The St. Lawrence River is immeasurably rich. Draining a quarter of the planet’s freshwater reserves, it forms one of the largest ecosystems in the world.
Since time immemorial, its navigation has played a major role in the cultural, economic and social development of the continent. Today it is the main common heritage landmark of Indigenous people, descendants of the first European settlers and the newcomers inhabiting the region.
However, the privatization of its shoreline for residential, commercial and industrial purposes — the main driver of urbanization in eastern North America — continues to undermine future generations. Centred on a logic of exploitation that is exclusive to the richest, privatization causes significant ecological disturbance and considerable risk-management costs for the Québec government. Public access to the river is clearly inadequate.
The future of the river is in the hands of all citizens. We need a wide-reaching project that includes all those concerned: national, provincial and municipal governments, the scientific community, civil society, businesses, as well as the local and trans-local communities that live along the river. My colleagues and I have proposed a project, called Fluvialities, that meets the United Nations Sustainable Development Goals, as well as the principles of human rights and Indigenous Peoples’ rights.
Led by a group of researchers and professionals at the Université de Montréal, of which I am a member, the Fluvialities project of the UNESCO Chair in Urban Landscape brings together scientific and citizen knowledge to identify and implement concrete actions over the next decade, across the entire St. Lawrence watershed, but focusing more on inhabited areas near the banks of the river.
The project will develop a number of landscape and ecosystem design strategies, which address ecosystem integrity and sustainability. It also aims to re-examine constitutional, legislative and regulatory frameworks, as well as the social norms, that define our collective relationship to this vast expanse of water.
Flooding and erosion
In recent years, climate change has increased the risk of flooding along the river and its tributaries, due to rising sea levels and increasing rainfall throughout the river basin. In an effort to reduce flood risks, riverbanks have been reinforced. But the stabilization techniques that protect private land and industrial sites from water level fluctuations reduce biodiversity and limit public accessibility.
If global temperatures continue to increase to 1.5 C or 2 C above pre-industrial levels, sea levels will also rise.
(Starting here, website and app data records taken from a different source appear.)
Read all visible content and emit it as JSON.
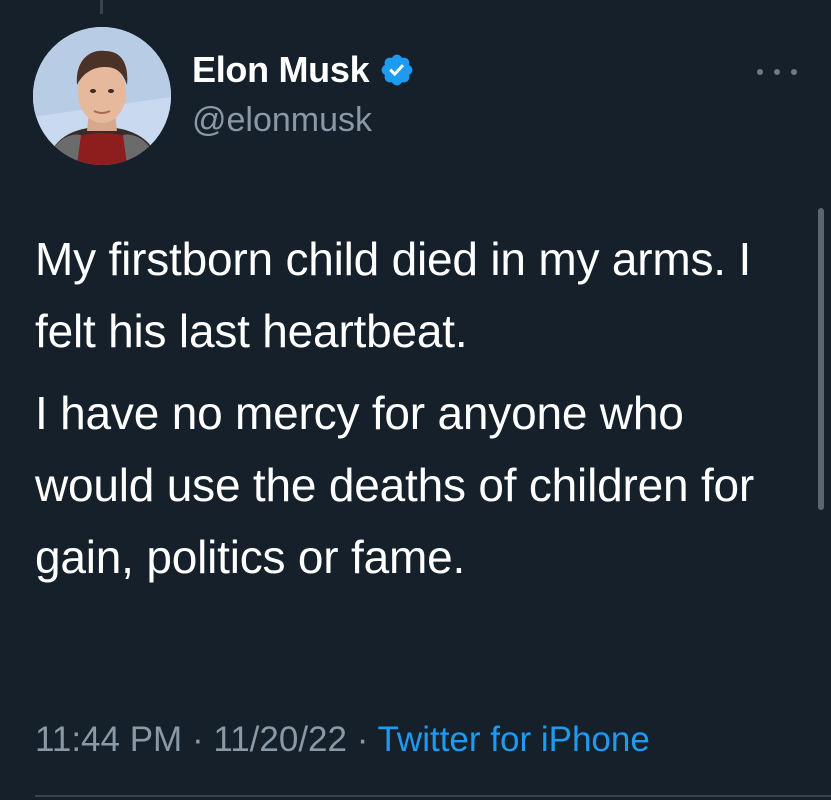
{
  "author": {
    "display_name": "Elon Musk",
    "handle": "@elonmusk",
    "verified": true,
    "verified_icon": "verified-badge-icon",
    "verified_color": "#1d9bf0"
  },
  "tweet": {
    "paragraphs": [
      "My firstborn child died in my arms. I felt his last heartbeat.",
      "I have no mercy for anyone who would use the deaths of children for gain, politics or fame."
    ]
  },
  "meta": {
    "time": "11:44 PM",
    "separator": " · ",
    "date": "11/20/22",
    "source": "Twitter for iPhone"
  },
  "colors": {
    "background": "#15202b",
    "text_primary": "#ffffff",
    "text_secondary": "#8b98a5",
    "accent": "#1d9bf0"
  }
}
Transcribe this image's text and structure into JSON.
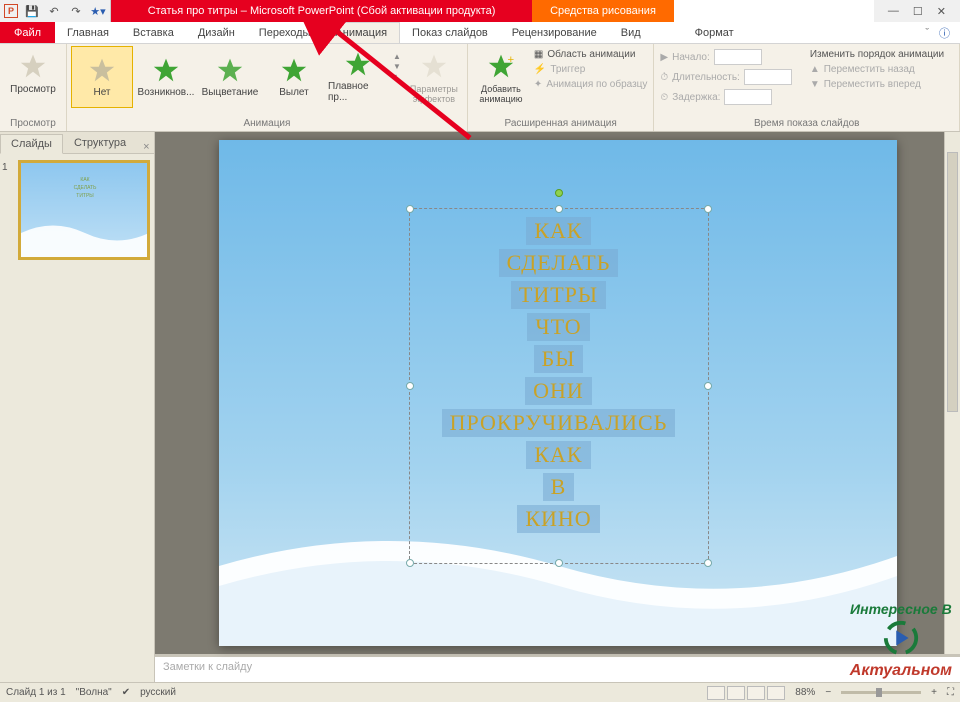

Building residential neighbourhoods and industrial sites near shorelines puts many lives at risk from flooding, and could cause billions of dollars in property damage.
All municipalities along the river will be affected, either directly or indirectly, by rising water levels.
In addition, a phenomenal amount of debris and chemicals are spread by the flow, polluting not only the river ecosystem, but also the land and the groundwater in the catchment area. This accelerated process of riverbank erosion threatens a growing number of natural riverine habitats, promoting landslides and the release of toxic substances into the environment.
This is now well known among researchers and policymakers. However, despite excellent work to assess the many risks and propose development strategies to mitigate them, there is currently no project that has a long-term development vision for the entire St. Lawrence River.
It therefore essential that current and future knowledge on natural and human risks be implemented quickly. We must radically rethink our relationship with the St. Lawrence River habitat, from the Great Lakes to the Atlantic Ocean.
A global trend
The first project of its kind in the world, Fluvialities, initiated in 2021-22, is part of an overall trend towards worldwide governance of major rivers.
We are inspired by such projects as “Switzerland: an Urban Portrait”, by Studio Basel, research on the metropolis of Lagos, Nigeria, led by Dutch architect Rem Koolhaas, the School of the Anthropocene, led by French geographer Michel Lussault, and Italian urban planner Paola Viganò’s vision for a horizontal metropolis.
These approaches echo a growing practice in the field of urban planning and landscape architecture. By tackling societal challenges on several levels, these disciplines are now generating solutions that benefit society and the environment while promoting economic development. Projects drawn from this knowledge are more likely to reach sustainability goals.
A multidisciplinary network
Through 2023-24, Fluvialities will be the subject of an initial consolidation phase. We aim to build a network of university researchers, non-profit organizations, representatives of local communities and companies concerned about the future of the river.
We expect to hold an initial public consultation on citizens’ aspirations in 2024-25. This is inspired by interactive democracy exercises on environmental issues recently conducted in France and the United Kingdom.
At the same time, we are building a digital atlas of the river’s scientific, social and cultural knowledge. These activities will include university and college teaching activities based on a research-creation approach where students participate in the process.
Educational teams of local and international experts will conduct planning and development workshops on different sections of the river as well as on comparable international contexts.
The sustainable and inclusive development of the St. Lawrence River deserves our attention. If its development continues in its current form, it will have a negative consequences for the people and the environment of North America. We must put in place a transnational strategy for the inclusive and sustainable development of the river and our society.
Shin Koseki, UNESCO Chair Professor in Urban Landscape, Université de Montréal
This article is republished from The Conversation under a Creative Commons license. Read the original article.